The announcement of Steven Bryant as Canada Excellence Research Chair in Materials Engineering for Unconventional Oil Reservoirs promises to enhance the University of Calgary’s reputation as a world leader in energy research, and at the same time allow Canada to consolidate its reputation as an environmental leader.
Bryant has arrived in Canada from the University of Texas at Austin, where he was Bank of America Centennial Professor in the Department of Petroleum and Geosystems Engineering, as well as founder and director of two of the university’s industrial affiliates programs. He has a reputation as one of the world’s most innovative and insightful energy researchers, and says his move to Canada will provide him with an opportunity to focus on one of the most interesting developments in petroleum engineering in decades: the use of nanoparticles.

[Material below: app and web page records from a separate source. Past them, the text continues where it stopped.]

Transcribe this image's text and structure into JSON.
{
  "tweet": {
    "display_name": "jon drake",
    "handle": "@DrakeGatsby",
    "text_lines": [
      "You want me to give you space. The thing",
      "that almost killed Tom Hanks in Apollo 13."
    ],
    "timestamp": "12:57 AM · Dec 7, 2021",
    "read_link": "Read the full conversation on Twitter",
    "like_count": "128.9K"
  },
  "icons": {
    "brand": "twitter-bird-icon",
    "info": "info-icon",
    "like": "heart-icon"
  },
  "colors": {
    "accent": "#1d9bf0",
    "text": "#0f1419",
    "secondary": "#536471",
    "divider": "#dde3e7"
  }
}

“Nanomaterials and emerging capabilities in mesoscale science [i.e., concerning materials between about 10 nanometers and a few micrometers, a region where neither quantum theory nor classical laws are suitable] offer some extraordinary opportunities in many different areas,” he adds. “The past decade has seen incredible progress in this field—mainly through biomedicine—based on three essential characteristics: the small size of nanomaterials, the fact you can tailor their surface coatings, and their functional particle cores.”
The potential exists to dramatically improve existing technologies, and also to develop new ways of extracting energy to drastically reduce our carbon footprint.
These same characteristics hold great potential for oil sand applications. Particles less than ~100 nanometers (nm) in size are much smaller than reservoir pores and can be delivered into oil sand reservoirs. Their surfaces can be coated with chemicals, which enable the particles to attach preferentially to interfaces between aqueous and non-aqueous phases (e.g., oil and water) and are ubiquitous in oil reservoirs.
“We are on the cusp of something really big in oil and gas,” Bryant says. “The potential exists to dramatically improve existing technologies, and also to develop new ways of extracting energy to drastically reduce our carbon footprint. The opportunities for doing these things in the oil sands are particularly exciting because so many issues—technical, economic, social—of national and global importance collide in one place. The University of Calgary is the place to do that. For me, there is no doubt: it is the best place in the world for in situ oil sands research.”
Bryant believes the new chair will enable him and his collaborators at the University of Calgary to “concentrate for an extended period of time on solving big problems,” something that is becoming a challenge in most universities, where researchers are forced to spend valuable time trying to secure funding. And, he believes, this focus will enable him and his team to make rapid, tangible progress towards improving the way oil and gas are recovered from the ground.